Starting Monday, results of rapid antigen testing by medical professionals were accepted for travelers entering South Korea.
Health authorities on Sunday announced the implementation of the new policy the following day.
Previously, people entering the nation were obligated to submit a medical certificate stating they tested negative for COVID-19 with a PCR test taken within the last 48 hours.
However, under the new rule, people are also allowed to enter the nation upon submitting a negative rapid antigen test result issued within 24 hours prior to entry.
The latest move is expected to improve convenience and lessen cost burdens for travelers coming to South Korea, with the government noting that PCR tests are more costly and harder to obtain abroad.
The government also decided to continue allowing in-person visits at nursing homes for the time being. Initially, the rule was set to conclude last Sunday.
Meanwhile, South Korea's COVID-19 risk level was dropped to “low” across the nation for the first time since the implementation of the risk assessment system.
The Central Disease Control Headquarters on Tuesday assessed the COVID-19 risk levels for the capital and all other regions as “low” for the third week of May, from the 15th to the 21st.
The number of new infections totaled 181-thousand last week, dropping for the ninth consecutive week since late March.
The infection reproduction number stood at point-eight-three, remaining below one for eight straight weeks.
This marks the first time the entire country was assessed to be low-risk since the government adopted the system last November with the launch of its “Living with COVID-19” scheme.

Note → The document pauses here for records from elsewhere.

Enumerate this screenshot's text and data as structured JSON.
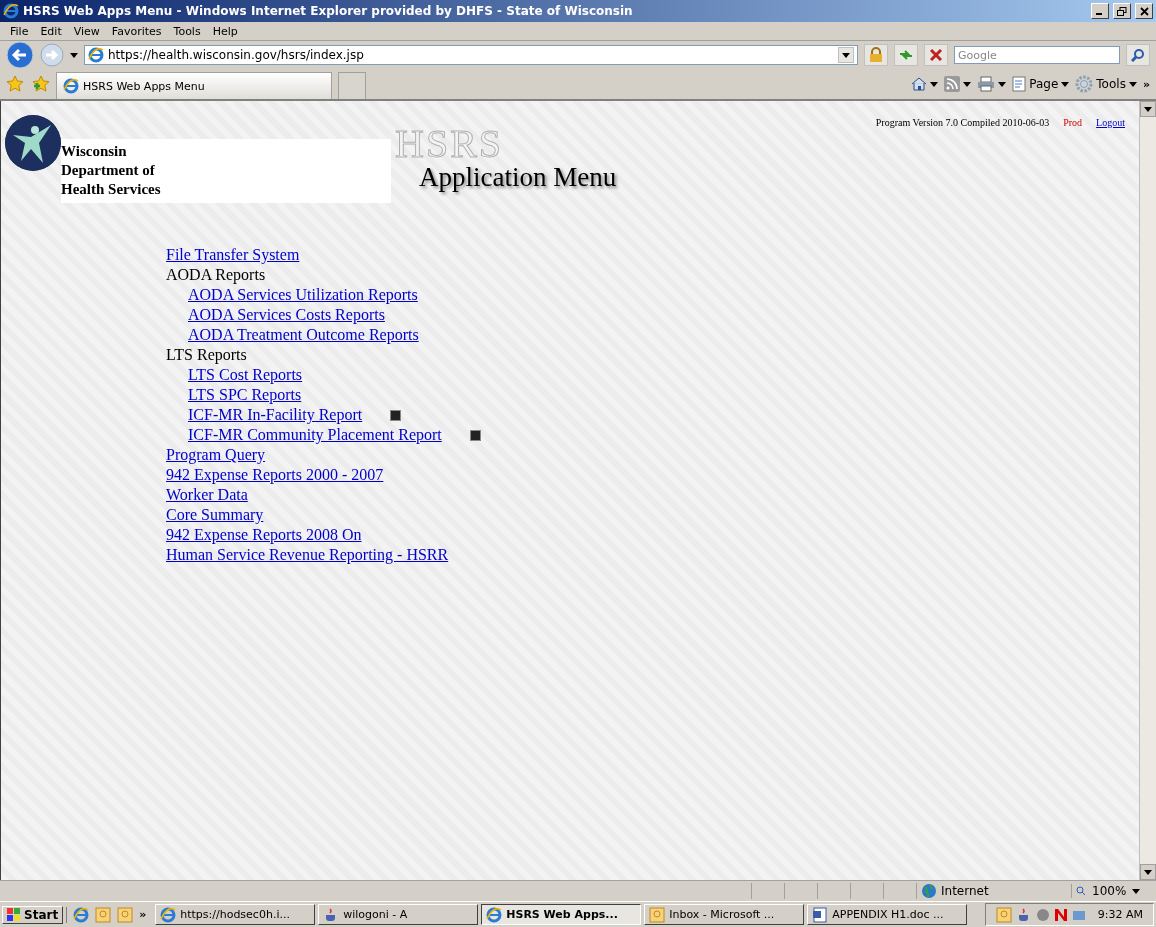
{
  "window": {
    "title": "HSRS Web Apps Menu - Windows Internet Explorer provided by DHFS - State of Wisconsin"
  },
  "menu_bar": [
    "File",
    "Edit",
    "View",
    "Favorites",
    "Tools",
    "Help"
  ],
  "address_bar": {
    "value": "https://health.wisconsin.gov/hsrs/index.jsp"
  },
  "search": {
    "placeholder": "Google"
  },
  "tabs": [
    {
      "label": "HSRS Web Apps Menu",
      "selected": true
    }
  ],
  "command_bar": [
    {
      "kind": "home"
    },
    {
      "kind": "feeds"
    },
    {
      "kind": "print"
    },
    {
      "kind": "page",
      "label": "Page"
    },
    {
      "kind": "tools",
      "label": "Tools"
    }
  ],
  "command_bar_overflow": "»",
  "page": {
    "version_info": "Program Version 7.0 Compiled 2010-06-03",
    "environment": "Prod",
    "logout": "Logout",
    "org_name": [
      "Wisconsin",
      "Department of",
      "Health Services"
    ],
    "logo_text": "HSRS",
    "heading": "Application Menu",
    "menu": [
      {
        "kind": "link",
        "label": "File Transfer System"
      },
      {
        "kind": "heading",
        "label": "AODA Reports",
        "children": [
          {
            "kind": "link",
            "label": "AODA Services Utilization Reports"
          },
          {
            "kind": "link",
            "label": "AODA Services Costs Reports"
          },
          {
            "kind": "link",
            "label": "AODA Treatment Outcome Reports"
          }
        ]
      },
      {
        "kind": "heading",
        "label": "LTS Reports",
        "children": [
          {
            "kind": "link",
            "label": "LTS Cost Reports"
          },
          {
            "kind": "link",
            "label": "LTS SPC Reports"
          },
          {
            "kind": "link",
            "label": "ICF-MR In-Facility Report",
            "broken_image": true
          },
          {
            "kind": "link",
            "label": "ICF-MR Community Placement Report",
            "broken_image": true
          }
        ]
      },
      {
        "kind": "link",
        "label": "Program Query"
      },
      {
        "kind": "link",
        "label": "942 Expense Reports 2000 - 2007"
      },
      {
        "kind": "link",
        "label": "Worker Data"
      },
      {
        "kind": "link",
        "label": "Core Summary"
      },
      {
        "kind": "link",
        "label": "942 Expense Reports 2008 On"
      },
      {
        "kind": "link",
        "label": "Human Service Revenue Reporting - HSRR"
      }
    ]
  },
  "status_bar": {
    "zone": "Internet",
    "zoom": "100%"
  },
  "taskbar": {
    "start": "Start",
    "overflow": "»",
    "tasks": [
      {
        "label": "https://hodsec0h.i...",
        "kind": "ie",
        "selected": false
      },
      {
        "label": "wilogoni - A",
        "kind": "java",
        "selected": false
      },
      {
        "label": "HSRS Web Apps...",
        "kind": "ie",
        "selected": true
      },
      {
        "label": "Inbox - Microsoft ...",
        "kind": "mail",
        "selected": false
      },
      {
        "label": "APPENDIX H1.doc ...",
        "kind": "word",
        "selected": false
      }
    ],
    "clock": "9:32 AM"
  }
}
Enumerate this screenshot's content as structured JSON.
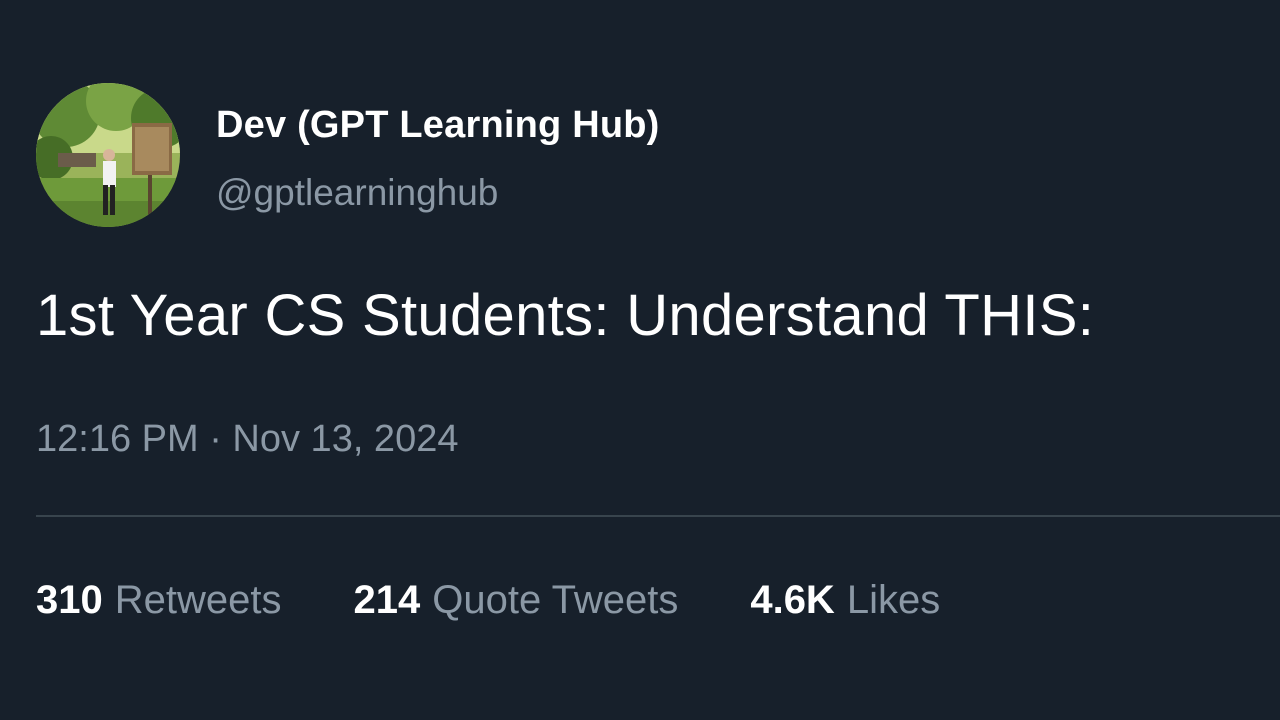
{
  "author": {
    "display_name": "Dev (GPT Learning Hub)",
    "handle": "@gptlearninghub",
    "avatar": "profile-photo"
  },
  "tweet": {
    "text": "1st Year CS Students: Understand THIS:",
    "timestamp": "12:16 PM · Nov 13, 2024"
  },
  "stats": {
    "retweets": {
      "count": "310",
      "label": "Retweets"
    },
    "quote_tweets": {
      "count": "214",
      "label": "Quote Tweets"
    },
    "likes": {
      "count": "4.6K",
      "label": "Likes"
    }
  },
  "colors": {
    "background": "#17202b",
    "primary_text": "#ffffff",
    "secondary_text": "#8b98a5",
    "divider": "#38444d"
  }
}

The level remained at “very high” from early November to late December of last year as well as during March of this year.